However, in a report on the nuptials, it was reported that the two combined for 20 major titles. That was 18 for Chris and a scant pair for Greg. That’s always a boost in confidence for a guy over 50 on his wedding night. I can just imagine the pillow talk.

“Gee Greg, I remember all those final round matches at the U.S. Open and Wimbledon where I felt the pressure of the whole world of tennis on me and how great it felt to not only survive that pressure but prevail!” Chrissie might have said. “Yeah Chris, I certainly remember my Open Championships. It was great; here I was a guy from a country they regard as a prison colony winning their Claret Jug … not once but twice dear … very nice.”

Then Chris comes back with, “so Greg dear, I always heard that the Masters should have been your playground, er what happened there? Wasn’t there something about a meltdown against Nick Faldo? Then there was the 1986 PGA at Inverness when Bob Tway. That was his name wasn’t it? Oh, that Robert Gamez thing at Bay Hill, holing out for an eagle to rob you of another title, but that wasn’t a major, honey.”

I’m thinking Greg wins the battle of the names. When it comes to success on Sunday afternoon, ah not so much. I hope Saturday night was better mate. You don’t have the best track record on Sundays.


Inbee Park, at the age of 19 becomes the youngest winner in history of the Women’s U.S. Open. Is this a good thing or a bad thing? It’s a great story, a 19-year-old winning and all. It sucks for women’s golf in the U.S. Now this kid might be charming and all, but her victory is injurious to the LPGA Tour.

South Korea is developing these female golf automatons and shipping them here by the boxcar loads. They now have dominated the LPGA Tour by sheer numbers. It’s easier when your country recognizes athletic ability and has the funding to prepare it for the world stage. The Orient isn’t the only player. The Aussies are culpable as well. Then again maybe we should stop bitching and develop programs of our own.

By the way, I have two personal standards for major champions. If you putt with a long putter and win, that event is no longer considered a major. If you win a major championship and cannot utter the appropriate thank you in English … even if in broken English; you’re taken off the board like in a horse race and placed at the back of the pack. This also goes for Americans who win in other countries as well.

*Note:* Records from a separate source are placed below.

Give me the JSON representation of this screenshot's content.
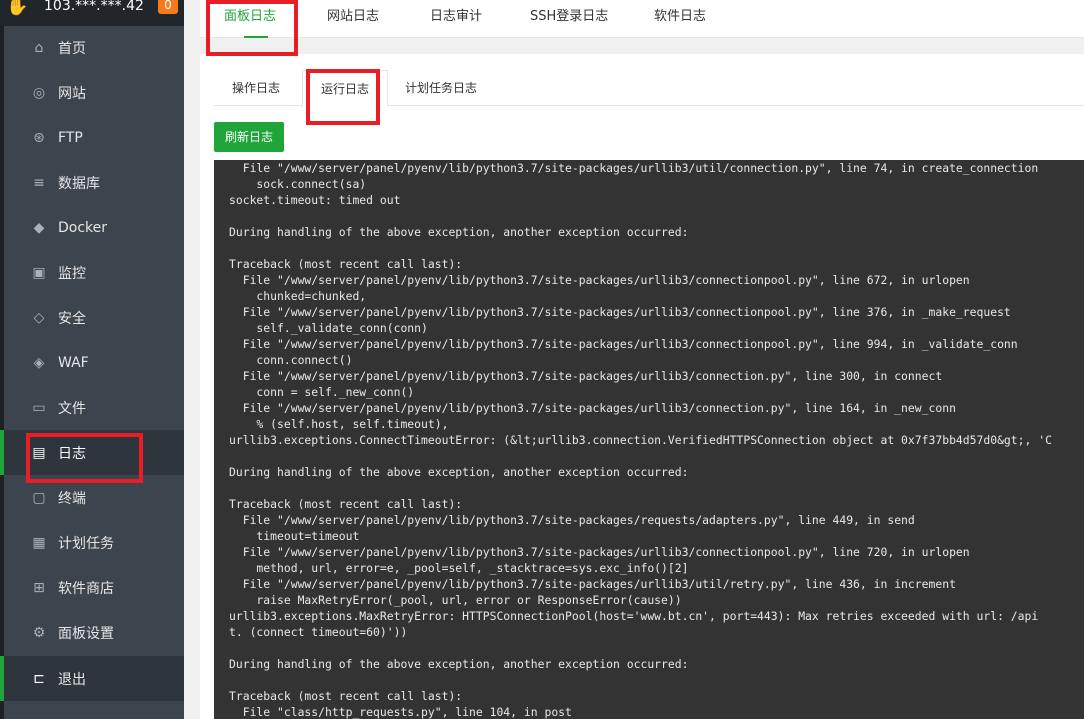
{
  "header": {
    "server": "103.***.***.42",
    "badge": "0"
  },
  "sidebar": {
    "items": [
      {
        "label": "首页",
        "icon": "home-icon",
        "glyph": "⌂"
      },
      {
        "label": "网站",
        "icon": "globe-icon",
        "glyph": "◎"
      },
      {
        "label": "FTP",
        "icon": "ftp-icon",
        "glyph": "⊛"
      },
      {
        "label": "数据库",
        "icon": "database-icon",
        "glyph": "≡"
      },
      {
        "label": "Docker",
        "icon": "docker-icon",
        "glyph": "◆"
      },
      {
        "label": "监控",
        "icon": "monitor-icon",
        "glyph": "▣"
      },
      {
        "label": "安全",
        "icon": "shield-icon",
        "glyph": "◇"
      },
      {
        "label": "WAF",
        "icon": "waf-icon",
        "glyph": "◈"
      },
      {
        "label": "文件",
        "icon": "folder-icon",
        "glyph": "▭"
      },
      {
        "label": "日志",
        "icon": "log-icon",
        "glyph": "▤"
      },
      {
        "label": "终端",
        "icon": "terminal-icon",
        "glyph": "▢"
      },
      {
        "label": "计划任务",
        "icon": "calendar-icon",
        "glyph": "▦"
      },
      {
        "label": "软件商店",
        "icon": "apps-icon",
        "glyph": "⊞"
      },
      {
        "label": "面板设置",
        "icon": "gear-icon",
        "glyph": "⚙"
      },
      {
        "label": "退出",
        "icon": "logout-icon",
        "glyph": "⊏"
      }
    ]
  },
  "top_tabs": [
    "面板日志",
    "网站日志",
    "日志审计",
    "SSH登录日志",
    "软件日志"
  ],
  "sub_tabs": [
    "操作日志",
    "运行日志",
    "计划任务日志"
  ],
  "refresh_label": "刷新日志",
  "log_text": "  File \"/www/server/panel/pyenv/lib/python3.7/site-packages/urllib3/util/connection.py\", line 74, in create_connection\n    sock.connect(sa)\nsocket.timeout: timed out\n\nDuring handling of the above exception, another exception occurred:\n\nTraceback (most recent call last):\n  File \"/www/server/panel/pyenv/lib/python3.7/site-packages/urllib3/connectionpool.py\", line 672, in urlopen\n    chunked=chunked,\n  File \"/www/server/panel/pyenv/lib/python3.7/site-packages/urllib3/connectionpool.py\", line 376, in _make_request\n    self._validate_conn(conn)\n  File \"/www/server/panel/pyenv/lib/python3.7/site-packages/urllib3/connectionpool.py\", line 994, in _validate_conn\n    conn.connect()\n  File \"/www/server/panel/pyenv/lib/python3.7/site-packages/urllib3/connection.py\", line 300, in connect\n    conn = self._new_conn()\n  File \"/www/server/panel/pyenv/lib/python3.7/site-packages/urllib3/connection.py\", line 164, in _new_conn\n    % (self.host, self.timeout),\nurllib3.exceptions.ConnectTimeoutError: (&lt;urllib3.connection.VerifiedHTTPSConnection object at 0x7f37bb4d57d0&gt;, 'C\n\nDuring handling of the above exception, another exception occurred:\n\nTraceback (most recent call last):\n  File \"/www/server/panel/pyenv/lib/python3.7/site-packages/requests/adapters.py\", line 449, in send\n    timeout=timeout\n  File \"/www/server/panel/pyenv/lib/python3.7/site-packages/urllib3/connectionpool.py\", line 720, in urlopen\n    method, url, error=e, _pool=self, _stacktrace=sys.exc_info()[2]\n  File \"/www/server/panel/pyenv/lib/python3.7/site-packages/urllib3/util/retry.py\", line 436, in increment\n    raise MaxRetryError(_pool, url, error or ResponseError(cause))\nurllib3.exceptions.MaxRetryError: HTTPSConnectionPool(host='www.bt.cn', port=443): Max retries exceeded with url: /api\nt. (connect timeout=60)'))\n\nDuring handling of the above exception, another exception occurred:\n\nTraceback (most recent call last):\n  File \"class/http_requests.py\", line 104, in post"
}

No Tiger, huh? I’ll visit Ladbrokes (official bookie of the European PGA Tour … isn’t that a wonderful concept?) and place a nice wager on Justin Rose. He’s ready and he’s had success here finishing T4 as an amateur. I always have liked Ernie Els and Retief Goosen in this championship. Ernie has won before and now that Woods isn’t playing may be the favorite. Goosen has had monumental struggles. I’ve never worked my way through Retief’s being struck by lightning as a junior and having Ernie, who is certainly no slouch in this department, saying that Goosen had been the party animal. It has to have had a profound effect on his life and way of thinking. Maybe we should be glad having witnessed his surgical precision in winning two U.S. Opens and be happy with that.


For all of you who favor the “plan your work, work your plan” philosophy, rejoice with Kenny Perry this month. Kenny had a plan to play the golf courses he plays best. His goal was to win a spot on the Ryder Cup team for the competition to be played this September at Valhalla in his native Kentucky.

Perry passed on the U.S. Open even though he was playing well at the time having won the Memorial, a couple of weeks prior to the major. The truth be known, there’s more than a little extra incentive to make this year’s Ryder Cup team.

In 2000, Perry appeared to have the PGA Championship won at Valhalla and after signing his scorecard, headed directly to the network TV booth at 18. He extolled the virtues of Kentucky and Kentucky golf with great largesse. When Mark Brooks birdies the 72nd hole, Kenny’s in a playoff. The only things he had prepared were his vocal chords. Mark Brooks is the 2000 PGA Champion.

Kenny, it’s time to get it back. At 48, go get ‘em. The Ryder Cup will be a fitting crown for a fine career of a true gentleman.

Bartender, pour a dram of your finest Kentucky Bourbon for the states favorite son and one for myself while you’re at it.

See you on the first tee.